By Reggie Ellis
TULARE COUNTY – The advantages to being a rural county while fighting a deadly virus spread in close proximity were oversold by experts and now the money to help those rural counties is being underdelivered.
When Congress passed the CARES Act on March 27, the largest economic stimulus package in U.S. history set aside $150 billion of its $1.8 trillion in total funding for unanticipated expenditures for states and local governments battling the coronavirus pandemic. But unlike its neighboring counties to the north and south, none of that money came to Tulare County, despite being one of just 22 public health labs in the state named an official testing center for the virus, which included samples from both Fresno and Kern counties.
Built into the CARES Act was a provision that counties with populations less than 500,000 (Tulare County was just under 480,000 as of Jan. 1) were not eligible for direct funding, making them reliant on the state government. To address the inequity, the Tulare County Board of Supervisors approved a letter at its April 28 meeting supporting direct and flexible funding to county governments of all sizes.
“Tulare County continues to serve at the front lines of this crisis through increasing COVID-19 testing capacities, communicable disease contact tracing, jail management, 911 services, human and social services, veteran’s services, and the ‘last of the first responders’ with coroners and medical examiners,” the letter stated. “This is just a small list of essential functions Tulare County provides.”
Counties play a unique role in providing community response to this pandemic. Tulare County is responsible for the Emergency Operations Center overseeing the local response to the pandemic. This includes providing human services to vulnerable populations and a growing number of consumers seeking behavioral health, food assistance, and employment services and programs due to the pandemic.
“Given the unique role of counties in our nation’s public health and overall community response to this pandemic, we again respectfully urge you to support efforts to allocate resources directly to all counties,” stated the letter addressed to Tulare County’s delegation of federal legislators.

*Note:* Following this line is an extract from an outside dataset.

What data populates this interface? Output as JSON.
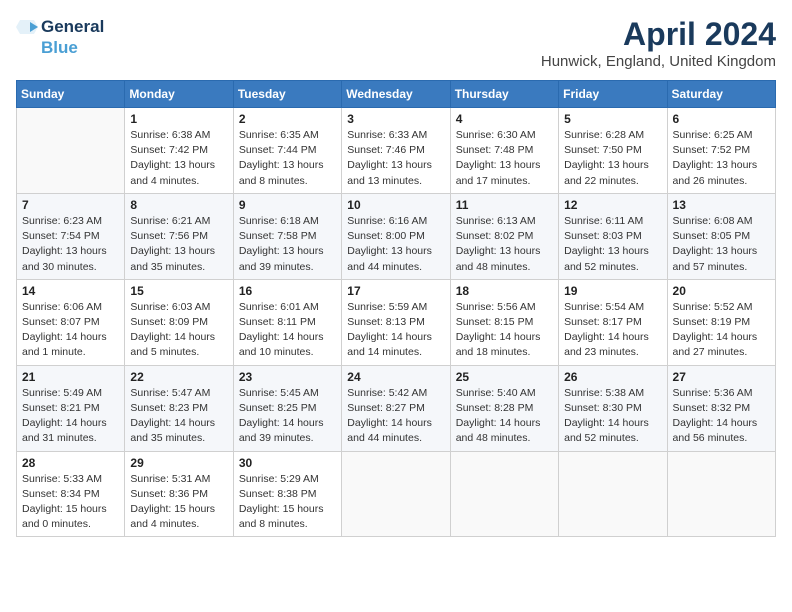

The letter also noted that the federal government’s metrics for funding would leaves some urban counties stranded without funding by subtracting the populations within cities from a county’s overall population even though county programs are mandated to provide critical public health functions for the entire geographic area.
“At the very least, Congress could rewrite the CARES Act to require that each state must set aside a portion of its allocation, such as 10%, for local governments below 500,000 in population size,” the letter pleads.
Prior to the vote, Supervisor Kuyler Crocker amended the letter by asking for infrastructure dollars for broadband internet, water and transportation in the upcoming round of federal funding packages for COVID-19 relief.
The amended letter was unanimously approved.